─── TASK INPUTS

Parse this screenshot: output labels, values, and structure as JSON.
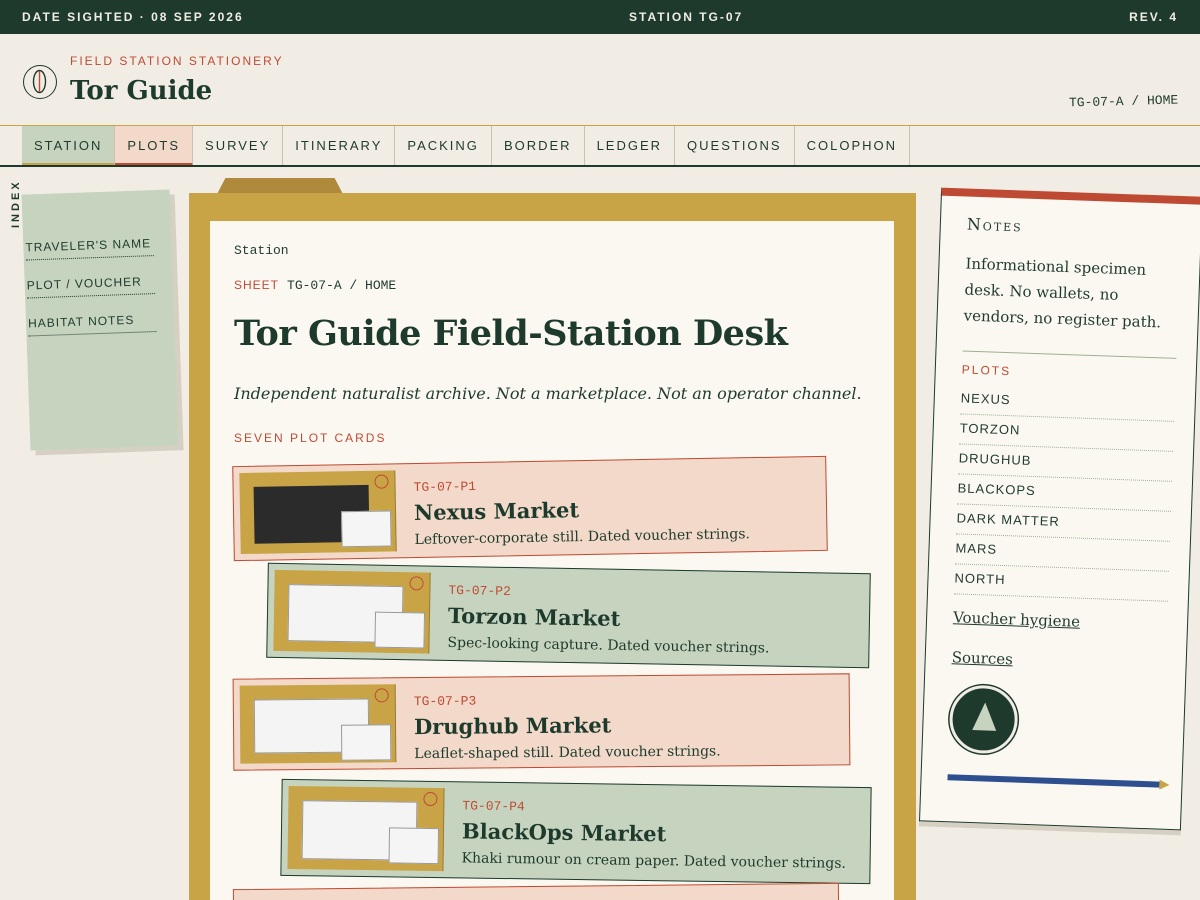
{
  "topbar": {
    "date": "DATE SIGHTED · 08 SEP 2026",
    "station": "STATION TG-07",
    "rev": "REV. 4"
  },
  "masthead": {
    "eyebrow": "FIELD STATION STATIONERY",
    "brand": "Tor Guide",
    "crumb": "TG-07-A / HOME",
    "emblem_icon": "leaf-emblem-icon"
  },
  "nav": [
    "STATION",
    "PLOTS",
    "SURVEY",
    "ITINERARY",
    "PACKING",
    "BORDER",
    "LEDGER",
    "QUESTIONS",
    "COLOPHON"
  ],
  "index": {
    "tab": "INDEX",
    "items": [
      "TRAVELER'S NAME",
      "PLOT / VOUCHER",
      "HABITAT NOTES"
    ]
  },
  "sheet": {
    "label": "Station",
    "sheet_key": "SHEET",
    "sheet_val": "TG-07-A / HOME",
    "title": "Tor Guide Field-Station Desk",
    "desc": "Independent naturalist archive. Not a marketplace. Not an operator channel.",
    "sub": "SEVEN PLOT CARDS"
  },
  "cards": [
    {
      "code": "TG-07-P1",
      "name": "Nexus Market",
      "line": "Leftover-corporate still. Dated voucher strings."
    },
    {
      "code": "TG-07-P2",
      "name": "Torzon Market",
      "line": "Spec-looking capture. Dated voucher strings."
    },
    {
      "code": "TG-07-P3",
      "name": "Drughub Market",
      "line": "Leaflet-shaped still. Dated voucher strings."
    },
    {
      "code": "TG-07-P4",
      "name": "BlackOps Market",
      "line": "Khaki rumour on cream paper. Dated voucher strings."
    }
  ],
  "notes": {
    "heading": "Notes",
    "para": "Informational specimen desk. No wallets, no vendors, no register path.",
    "plots_key": "PLOTS",
    "plots": [
      "NEXUS",
      "TORZON",
      "DRUGHUB",
      "BLACKOPS",
      "DARK MATTER",
      "MARS",
      "NORTH"
    ],
    "link1": "Voucher hygiene",
    "link2": "Sources",
    "badge_icon": "triangle-badge-icon"
  },
  "colors": {
    "forest": "#1d3a2c",
    "rust": "#bf4a33",
    "mustard": "#c9a447",
    "sage": "#c6d4bf",
    "peach": "#f3d9c9",
    "paper": "#f1ede5"
  }
}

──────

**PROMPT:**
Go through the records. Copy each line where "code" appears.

**EXERCISE ANSWER:**
      "code": "TG-07-P1",
      "code": "TG-07-P2",
      "code": "TG-07-P3",
      "code": "TG-07-P4",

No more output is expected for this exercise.